Which of the lines below holds the string "name"? Copy every line that does.
==================================================
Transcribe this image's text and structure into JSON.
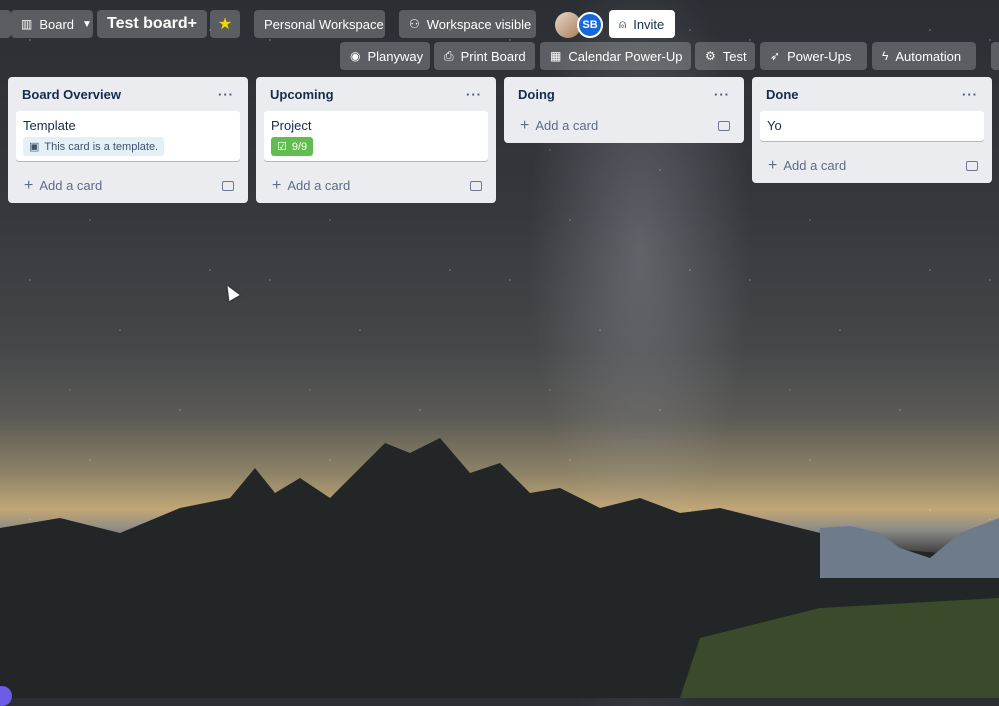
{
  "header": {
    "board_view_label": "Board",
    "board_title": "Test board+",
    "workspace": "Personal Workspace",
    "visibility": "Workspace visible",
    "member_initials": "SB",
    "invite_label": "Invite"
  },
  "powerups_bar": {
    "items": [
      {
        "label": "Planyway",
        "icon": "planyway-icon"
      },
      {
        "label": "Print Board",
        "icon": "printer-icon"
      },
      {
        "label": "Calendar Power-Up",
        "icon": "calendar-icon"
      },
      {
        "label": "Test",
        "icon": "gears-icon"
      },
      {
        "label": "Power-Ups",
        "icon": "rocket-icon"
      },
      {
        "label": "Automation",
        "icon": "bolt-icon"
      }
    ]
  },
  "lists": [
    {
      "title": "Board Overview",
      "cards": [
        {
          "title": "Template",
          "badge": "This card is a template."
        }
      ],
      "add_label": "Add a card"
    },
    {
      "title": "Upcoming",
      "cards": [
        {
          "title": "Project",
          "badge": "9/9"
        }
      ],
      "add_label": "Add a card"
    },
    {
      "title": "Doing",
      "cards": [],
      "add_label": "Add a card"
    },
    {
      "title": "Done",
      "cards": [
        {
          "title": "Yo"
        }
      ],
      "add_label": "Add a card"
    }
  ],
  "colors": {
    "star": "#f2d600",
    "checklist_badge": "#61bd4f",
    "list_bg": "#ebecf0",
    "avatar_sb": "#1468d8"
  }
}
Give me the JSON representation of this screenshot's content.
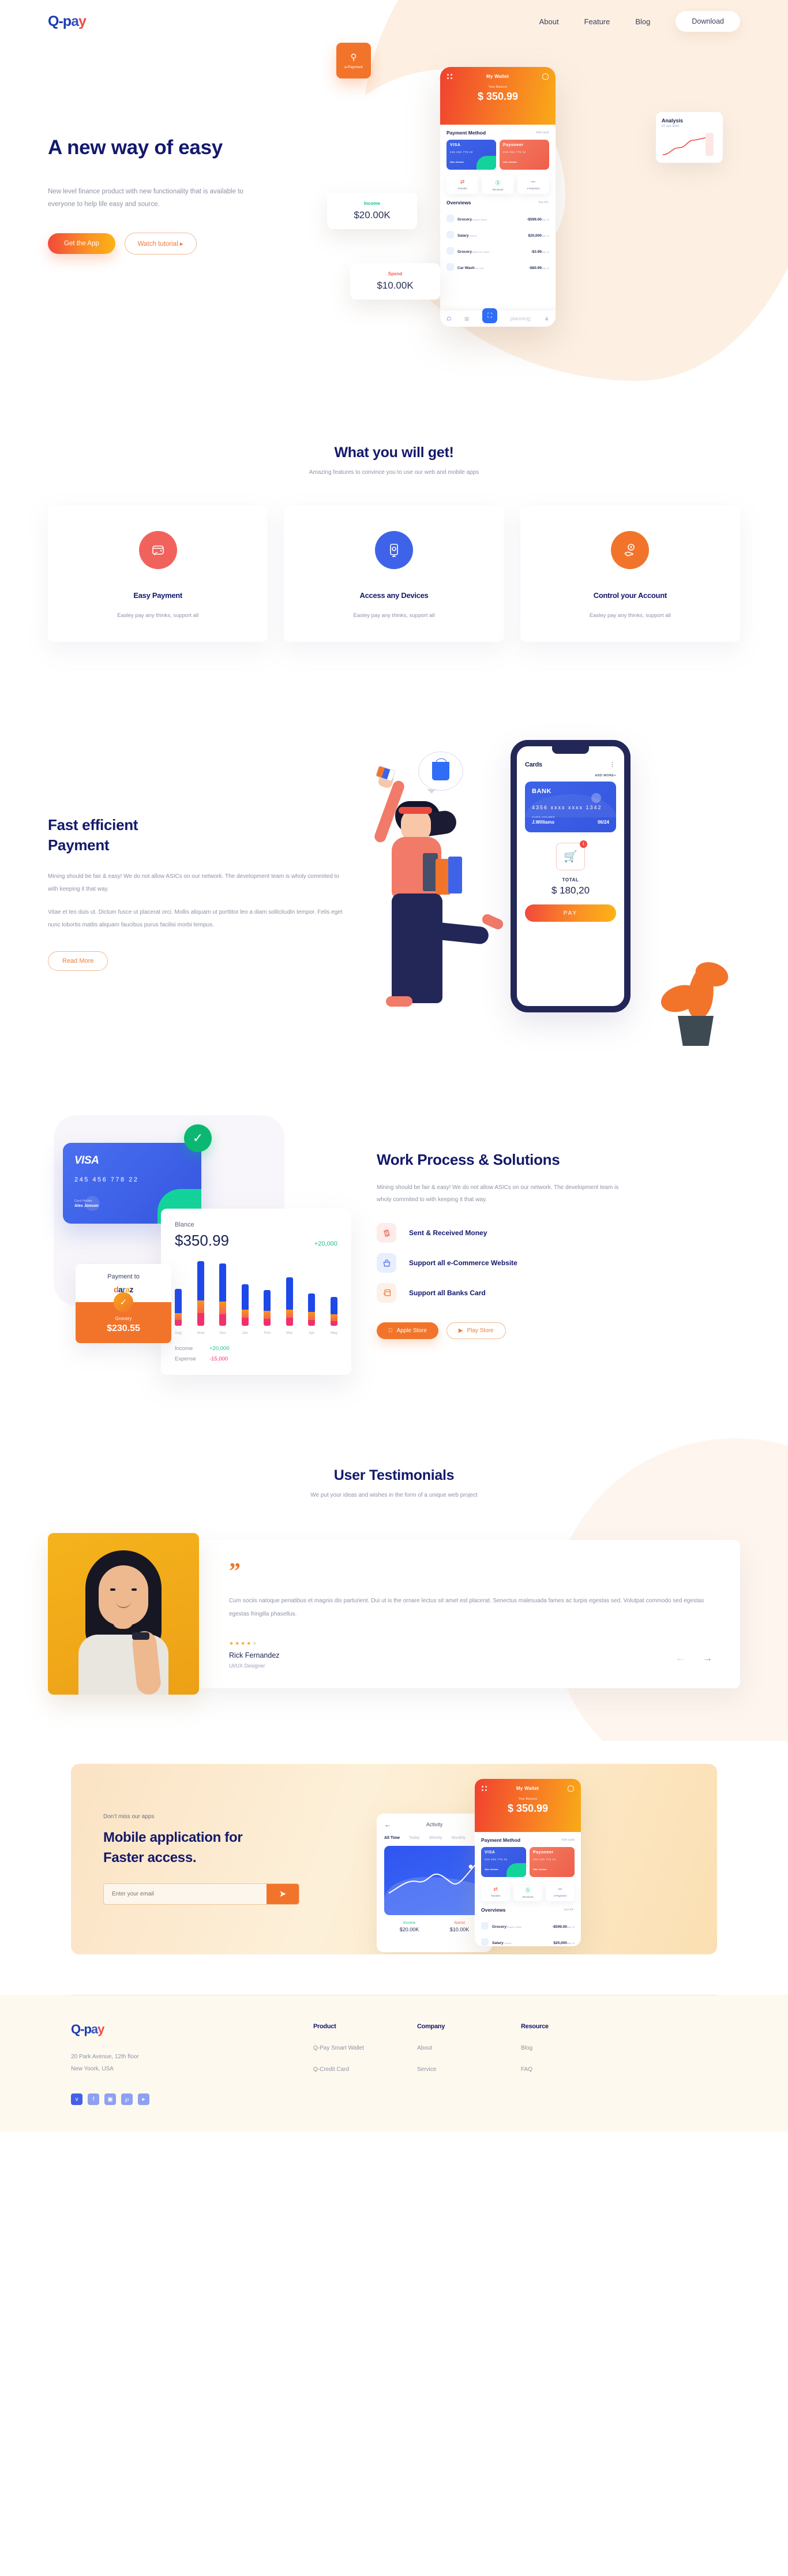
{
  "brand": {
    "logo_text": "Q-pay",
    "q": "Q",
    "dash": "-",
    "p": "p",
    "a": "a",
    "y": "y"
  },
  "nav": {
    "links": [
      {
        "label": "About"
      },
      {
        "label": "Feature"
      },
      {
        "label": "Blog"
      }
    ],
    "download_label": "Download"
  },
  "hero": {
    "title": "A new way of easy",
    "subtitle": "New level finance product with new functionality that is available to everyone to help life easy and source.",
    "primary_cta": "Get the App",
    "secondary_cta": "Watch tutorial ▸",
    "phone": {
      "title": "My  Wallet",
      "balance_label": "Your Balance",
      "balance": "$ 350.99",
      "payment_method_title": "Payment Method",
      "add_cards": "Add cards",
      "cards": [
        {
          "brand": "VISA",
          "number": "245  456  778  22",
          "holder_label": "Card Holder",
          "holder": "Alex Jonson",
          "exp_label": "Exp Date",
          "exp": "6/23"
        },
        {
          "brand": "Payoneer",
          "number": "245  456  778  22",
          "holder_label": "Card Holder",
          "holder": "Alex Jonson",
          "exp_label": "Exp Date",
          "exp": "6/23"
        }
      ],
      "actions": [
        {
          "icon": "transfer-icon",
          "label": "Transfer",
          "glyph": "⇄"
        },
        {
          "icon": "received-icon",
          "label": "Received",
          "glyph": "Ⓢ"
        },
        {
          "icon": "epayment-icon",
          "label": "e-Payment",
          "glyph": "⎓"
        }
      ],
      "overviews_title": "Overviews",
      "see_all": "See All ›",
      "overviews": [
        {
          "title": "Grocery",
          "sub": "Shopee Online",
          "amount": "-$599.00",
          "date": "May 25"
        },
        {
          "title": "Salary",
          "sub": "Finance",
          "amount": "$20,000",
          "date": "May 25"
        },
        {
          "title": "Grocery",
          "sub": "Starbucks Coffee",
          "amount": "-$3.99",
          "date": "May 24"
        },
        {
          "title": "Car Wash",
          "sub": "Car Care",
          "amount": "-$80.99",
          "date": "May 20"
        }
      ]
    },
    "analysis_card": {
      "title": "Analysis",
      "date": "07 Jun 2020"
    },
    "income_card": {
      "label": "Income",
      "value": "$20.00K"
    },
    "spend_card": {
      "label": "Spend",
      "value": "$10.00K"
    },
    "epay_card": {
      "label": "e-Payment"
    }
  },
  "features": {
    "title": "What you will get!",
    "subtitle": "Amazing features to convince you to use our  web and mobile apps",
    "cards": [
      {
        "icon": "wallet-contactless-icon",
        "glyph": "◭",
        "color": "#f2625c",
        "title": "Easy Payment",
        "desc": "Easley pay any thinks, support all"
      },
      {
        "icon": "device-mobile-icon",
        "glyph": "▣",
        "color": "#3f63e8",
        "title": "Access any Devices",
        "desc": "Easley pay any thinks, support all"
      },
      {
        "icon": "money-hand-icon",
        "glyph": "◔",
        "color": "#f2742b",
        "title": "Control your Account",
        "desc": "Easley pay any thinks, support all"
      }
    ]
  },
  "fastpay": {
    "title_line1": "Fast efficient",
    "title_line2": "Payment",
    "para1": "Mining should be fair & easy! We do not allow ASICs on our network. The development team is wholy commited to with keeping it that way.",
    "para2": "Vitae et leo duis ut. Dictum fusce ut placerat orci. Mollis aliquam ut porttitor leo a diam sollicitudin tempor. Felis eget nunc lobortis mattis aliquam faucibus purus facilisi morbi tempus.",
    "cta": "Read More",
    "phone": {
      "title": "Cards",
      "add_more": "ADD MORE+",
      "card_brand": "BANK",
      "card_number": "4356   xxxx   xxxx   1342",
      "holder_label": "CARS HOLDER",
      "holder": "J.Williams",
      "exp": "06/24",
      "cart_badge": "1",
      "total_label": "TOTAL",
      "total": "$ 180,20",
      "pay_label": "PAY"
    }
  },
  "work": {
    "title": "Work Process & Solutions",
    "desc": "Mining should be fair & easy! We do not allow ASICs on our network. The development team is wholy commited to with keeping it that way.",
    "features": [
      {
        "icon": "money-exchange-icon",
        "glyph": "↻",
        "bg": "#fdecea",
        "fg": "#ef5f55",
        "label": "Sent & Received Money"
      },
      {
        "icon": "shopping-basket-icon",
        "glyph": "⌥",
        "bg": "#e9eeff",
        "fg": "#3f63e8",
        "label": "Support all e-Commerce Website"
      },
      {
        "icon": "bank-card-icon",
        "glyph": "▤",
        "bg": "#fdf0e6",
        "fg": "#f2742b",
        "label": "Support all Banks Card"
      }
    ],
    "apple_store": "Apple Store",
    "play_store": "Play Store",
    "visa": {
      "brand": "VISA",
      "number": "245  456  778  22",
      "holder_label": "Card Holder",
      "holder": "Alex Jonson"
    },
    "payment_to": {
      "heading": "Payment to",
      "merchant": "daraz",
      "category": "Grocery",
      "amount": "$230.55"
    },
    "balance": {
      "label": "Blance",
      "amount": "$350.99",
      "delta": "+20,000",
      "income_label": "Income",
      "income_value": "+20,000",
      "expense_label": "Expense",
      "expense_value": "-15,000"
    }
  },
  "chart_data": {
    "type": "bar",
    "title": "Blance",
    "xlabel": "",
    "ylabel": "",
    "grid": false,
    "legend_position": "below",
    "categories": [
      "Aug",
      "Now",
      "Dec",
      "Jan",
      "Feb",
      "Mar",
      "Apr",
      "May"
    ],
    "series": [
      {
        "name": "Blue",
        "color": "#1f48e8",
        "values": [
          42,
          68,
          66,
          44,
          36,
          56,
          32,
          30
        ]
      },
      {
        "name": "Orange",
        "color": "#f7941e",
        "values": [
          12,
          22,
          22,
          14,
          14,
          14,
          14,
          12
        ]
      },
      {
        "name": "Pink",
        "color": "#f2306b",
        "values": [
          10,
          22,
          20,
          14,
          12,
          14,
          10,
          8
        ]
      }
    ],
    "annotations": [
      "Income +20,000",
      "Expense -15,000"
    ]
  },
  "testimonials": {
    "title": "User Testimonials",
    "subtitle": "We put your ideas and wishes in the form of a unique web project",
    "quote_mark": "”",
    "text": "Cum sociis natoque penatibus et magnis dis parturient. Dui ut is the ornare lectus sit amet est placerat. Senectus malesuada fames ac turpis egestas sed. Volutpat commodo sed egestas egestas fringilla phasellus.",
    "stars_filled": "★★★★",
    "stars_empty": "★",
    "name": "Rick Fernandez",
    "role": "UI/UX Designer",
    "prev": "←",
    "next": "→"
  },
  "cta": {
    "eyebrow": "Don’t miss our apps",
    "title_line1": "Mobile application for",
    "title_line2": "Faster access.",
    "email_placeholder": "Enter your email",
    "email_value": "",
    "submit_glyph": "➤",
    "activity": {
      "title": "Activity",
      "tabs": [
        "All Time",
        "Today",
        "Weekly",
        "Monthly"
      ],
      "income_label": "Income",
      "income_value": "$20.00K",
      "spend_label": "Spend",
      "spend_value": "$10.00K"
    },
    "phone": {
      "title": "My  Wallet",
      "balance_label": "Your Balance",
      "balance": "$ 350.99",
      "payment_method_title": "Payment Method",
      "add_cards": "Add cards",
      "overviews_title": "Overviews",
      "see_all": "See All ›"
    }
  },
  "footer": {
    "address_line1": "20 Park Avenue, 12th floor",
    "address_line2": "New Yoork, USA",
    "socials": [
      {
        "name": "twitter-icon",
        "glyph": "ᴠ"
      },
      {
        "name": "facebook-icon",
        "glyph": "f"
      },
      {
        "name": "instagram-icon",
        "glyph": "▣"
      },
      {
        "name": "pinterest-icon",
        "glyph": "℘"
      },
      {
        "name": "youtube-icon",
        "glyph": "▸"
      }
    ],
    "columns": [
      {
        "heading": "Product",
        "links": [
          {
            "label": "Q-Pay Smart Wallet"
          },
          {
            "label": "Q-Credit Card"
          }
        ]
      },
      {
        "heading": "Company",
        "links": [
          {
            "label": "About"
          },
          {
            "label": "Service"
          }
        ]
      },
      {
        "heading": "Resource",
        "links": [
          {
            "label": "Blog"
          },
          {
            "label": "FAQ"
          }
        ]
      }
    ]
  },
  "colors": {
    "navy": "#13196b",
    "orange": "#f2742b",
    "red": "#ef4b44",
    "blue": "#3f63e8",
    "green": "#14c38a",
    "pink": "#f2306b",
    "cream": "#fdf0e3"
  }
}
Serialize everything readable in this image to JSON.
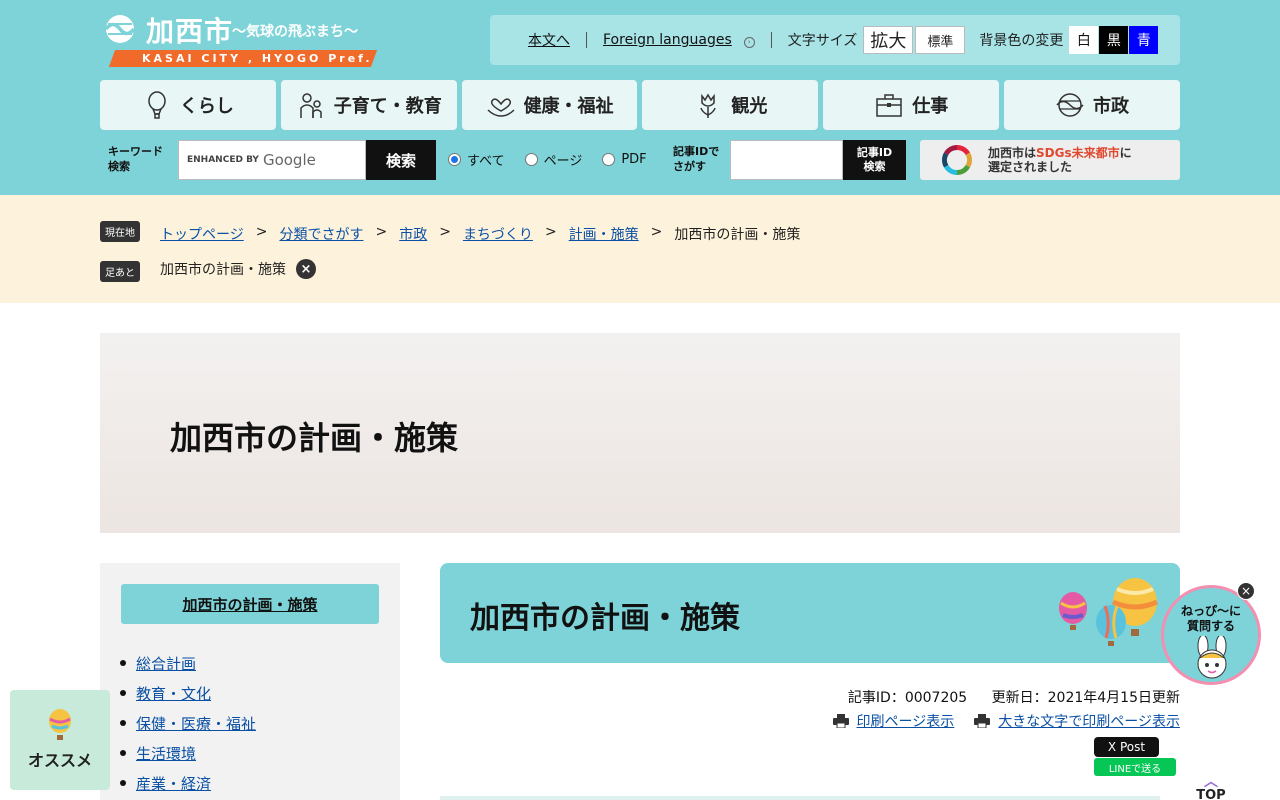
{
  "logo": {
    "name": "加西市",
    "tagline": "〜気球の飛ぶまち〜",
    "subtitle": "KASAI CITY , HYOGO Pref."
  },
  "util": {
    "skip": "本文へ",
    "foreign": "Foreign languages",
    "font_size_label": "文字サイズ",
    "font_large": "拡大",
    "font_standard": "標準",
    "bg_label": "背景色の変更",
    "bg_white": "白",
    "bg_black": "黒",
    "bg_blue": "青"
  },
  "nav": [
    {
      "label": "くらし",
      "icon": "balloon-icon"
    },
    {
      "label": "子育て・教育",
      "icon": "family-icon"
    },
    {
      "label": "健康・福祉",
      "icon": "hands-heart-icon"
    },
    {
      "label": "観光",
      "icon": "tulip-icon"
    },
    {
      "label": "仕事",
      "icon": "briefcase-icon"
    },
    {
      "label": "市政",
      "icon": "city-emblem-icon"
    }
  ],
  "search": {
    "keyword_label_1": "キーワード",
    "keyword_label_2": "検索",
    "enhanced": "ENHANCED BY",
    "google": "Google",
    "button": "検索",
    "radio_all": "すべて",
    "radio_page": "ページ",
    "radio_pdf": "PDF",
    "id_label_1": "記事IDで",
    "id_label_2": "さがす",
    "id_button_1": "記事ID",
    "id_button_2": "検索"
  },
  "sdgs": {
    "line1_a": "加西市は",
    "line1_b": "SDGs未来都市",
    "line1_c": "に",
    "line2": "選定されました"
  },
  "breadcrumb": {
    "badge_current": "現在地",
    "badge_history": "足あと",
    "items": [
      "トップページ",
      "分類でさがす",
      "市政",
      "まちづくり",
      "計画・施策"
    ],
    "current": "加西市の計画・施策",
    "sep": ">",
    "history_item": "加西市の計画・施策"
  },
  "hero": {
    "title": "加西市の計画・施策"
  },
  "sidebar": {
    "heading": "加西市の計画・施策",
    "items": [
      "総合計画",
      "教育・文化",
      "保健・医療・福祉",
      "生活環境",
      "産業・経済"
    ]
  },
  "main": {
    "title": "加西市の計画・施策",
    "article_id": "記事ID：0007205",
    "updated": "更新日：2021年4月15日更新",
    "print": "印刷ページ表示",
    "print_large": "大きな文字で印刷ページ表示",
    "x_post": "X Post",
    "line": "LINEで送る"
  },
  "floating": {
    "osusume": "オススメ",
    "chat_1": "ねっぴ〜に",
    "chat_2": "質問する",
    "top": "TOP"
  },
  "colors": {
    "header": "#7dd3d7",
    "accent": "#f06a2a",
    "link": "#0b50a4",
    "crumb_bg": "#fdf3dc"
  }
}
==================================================
**COMPLETED TASK:**
        "name": "Blue",
        "name": "Orange",
        "name": "Pink",
    "name": "Rick Fernandez",
        "name": "twitter-icon",
        "name": "facebook-icon",
        "name": "instagram-icon",
        "name": "pinterest-icon",
        "name": "youtube-icon",
    "name": "加西市",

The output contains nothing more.